5. Shorter, more frequent holidays: Short holiday breaks over long weekends are becoming particularly popular, especially among  stressed-out office workers looking for quick breaks to flee urban traffic, pollution and domestic hassles and get a quick change of environment. There is no shortage of holidays of all kinds in the region due to the variety of cultural, national, religious and other festivals. School holidays add a particular peak.

6. Rise of Myanmar: The story of Myanmar today is equal to the rise of Vietnam, Cambodia and Laos after the end of the Indochina wars. It has added another facet to the growing diversity of the entire ASEAN region and will become a major driver of growth as the infrastructure develops and connectivity increases, by land, sea and air.

7. Rise of China and India: Nearly all the urban areas of these two countries, the most populous in the world, are within 3 to 5 hours flying time of most of the ASEAN region. China is already growing by leaps and bounds to all the ASEAN countries, and India will follow suit. This factor alone will lead to significant and long-standing changes in product development, budget allocations and marketing strategies over the next few years.

8. Strong marketing campaigns: Combined, the ASEAN national tourism organisations, airlines, hotel groups, credit card companies, online travel agents,  convention centres, and state and provincial destinations spend millions of dollars annually on regional and global tourism marketing. Tourism has become a major lifestyle choice for just about everyone who can afford it and a major generator of jobs and income for countries, communities, businesses and economies. Competition is strong, but there is plenty of business for everyone.

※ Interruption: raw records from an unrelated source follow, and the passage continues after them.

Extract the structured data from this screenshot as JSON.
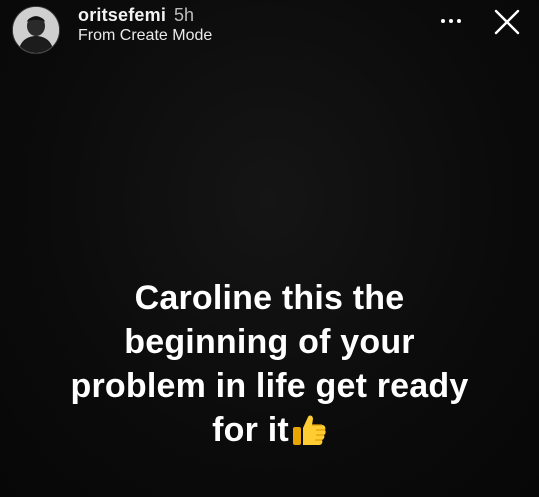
{
  "header": {
    "username": "oritsefemi",
    "timestamp": "5h",
    "subtitle": "From Create Mode",
    "avatar_icon": "profile-photo",
    "more_icon": "more-horizontal-icon",
    "close_icon": "close-icon"
  },
  "story": {
    "text_lines": [
      "Caroline this the",
      "beginning of your",
      "problem in life get ready",
      "for it"
    ],
    "emoji": "thumbs-up",
    "background_color": "#0b0b0b",
    "text_color": "#ffffff"
  }
}
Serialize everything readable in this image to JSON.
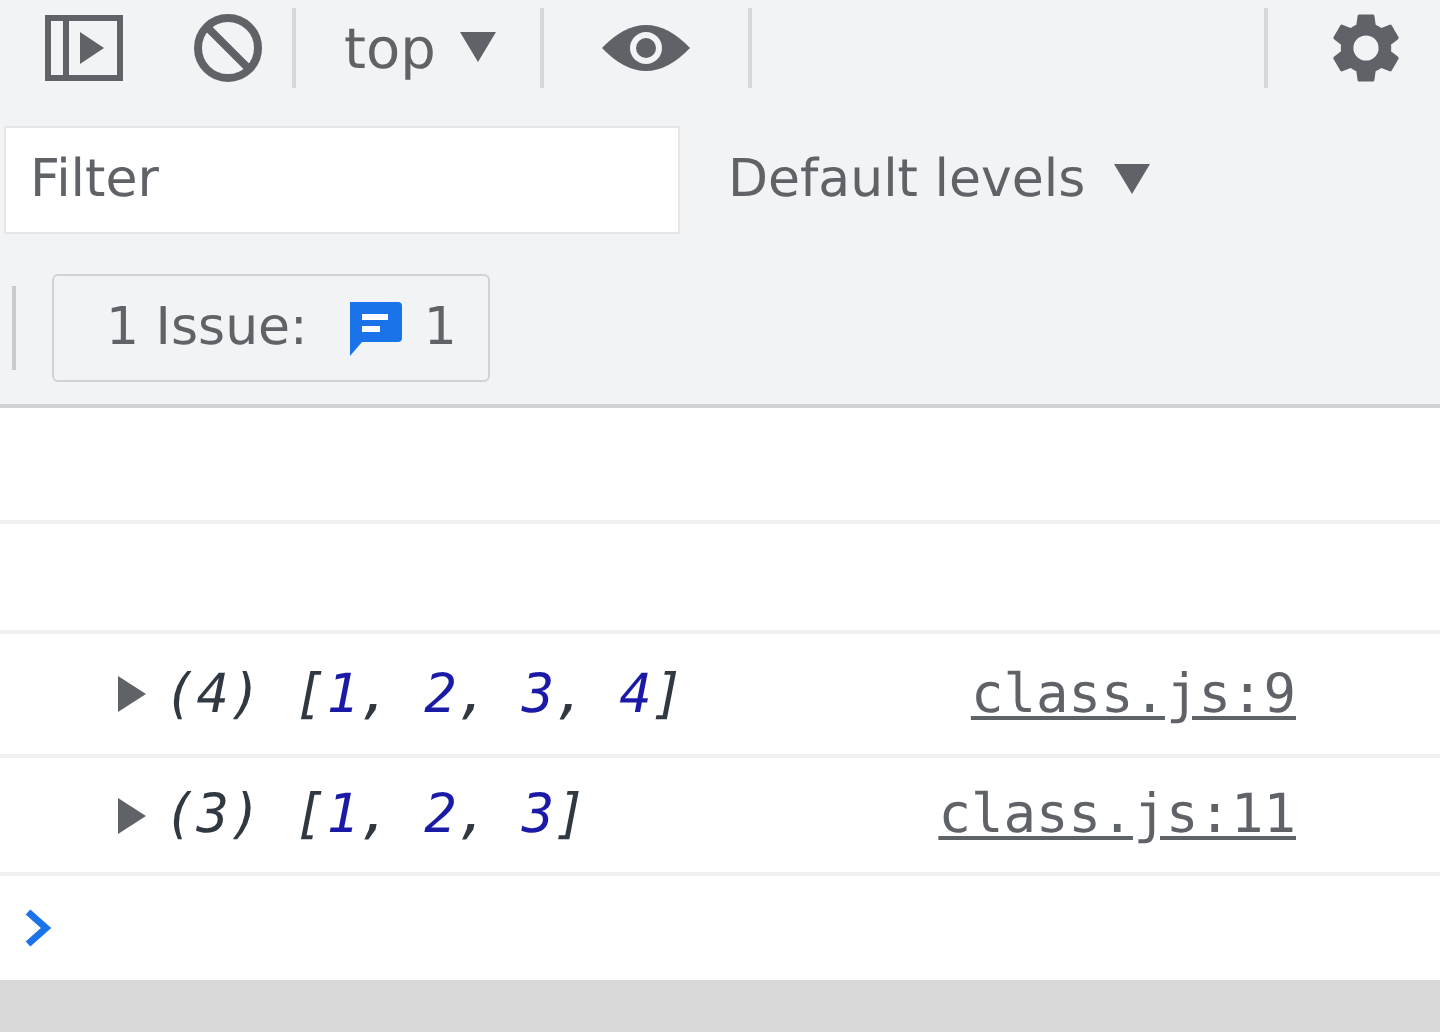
{
  "toolbar": {
    "context": "top",
    "live_expression_on": false
  },
  "filter": {
    "placeholder": "Filter"
  },
  "levels": {
    "label": "Default levels"
  },
  "issues": {
    "label": "1 Issue:",
    "count": "1"
  },
  "messages": [
    {
      "kind": "empty"
    },
    {
      "kind": "empty"
    },
    {
      "kind": "array",
      "expanded": false,
      "preview": [
        {
          "kind": "punct",
          "text": "(4) ["
        },
        {
          "kind": "number",
          "text": "1"
        },
        {
          "kind": "punct",
          "text": ", "
        },
        {
          "kind": "number",
          "text": "2"
        },
        {
          "kind": "punct",
          "text": ", "
        },
        {
          "kind": "number",
          "text": "3"
        },
        {
          "kind": "punct",
          "text": ", "
        },
        {
          "kind": "number",
          "text": "4"
        },
        {
          "kind": "punct",
          "text": "]"
        }
      ],
      "source": "class.js:9"
    },
    {
      "kind": "array",
      "expanded": false,
      "preview": [
        {
          "kind": "punct",
          "text": "(3) ["
        },
        {
          "kind": "number",
          "text": "1"
        },
        {
          "kind": "punct",
          "text": ", "
        },
        {
          "kind": "number",
          "text": "2"
        },
        {
          "kind": "punct",
          "text": ", "
        },
        {
          "kind": "number",
          "text": "3"
        },
        {
          "kind": "punct",
          "text": "]"
        }
      ],
      "source": "class.js:11"
    }
  ]
}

9. Business travel and MICE: Numerous convention centres of all shapes and sizes have sprung up around ASEAN. This has led to a commensurate growth in trade fairs, exhibitions and conventions. Just like the airports, the primary convention centres emerged in the main cities, and new ones are cropping up in secondary cities and provincial areas. These are becoming increasingly attractive to MICE organisers, creating a new wave of growth.

10. Strong product development: With the exception of winter holidays, the ASEAN countries have just about everything for everyone — from ecotourism and birdwatching to health and wellness, sports events, spiritual journeys, culinary delights to laziness-driven beach holidays. These is no shortage of diversity and variety suited to all kinds of budgets and demographic profiles. With the flow of mass-market tourism assured by the opening up of China and India, and increasingly Russia, there is an increasing move towards niche market tourism and specialised, experiential holidays. Theme parks and sports stadiums are also emerging, all of which will need to be heavily marketed in future.


This year also marks the 10th anniversary of the devastating tsunami that hit Indonesia and Thailand. While there are plenty of growth opportunities, the ASEAN region also has to be prepared for risks and crises, both man-made and “acts of God”. Imtiaz Muqbil and John Koldowski have prepared a special presentation to help the ASEAN tourism stakeholders be forewarned and forearmed.


Click here to ready more about the early warnings.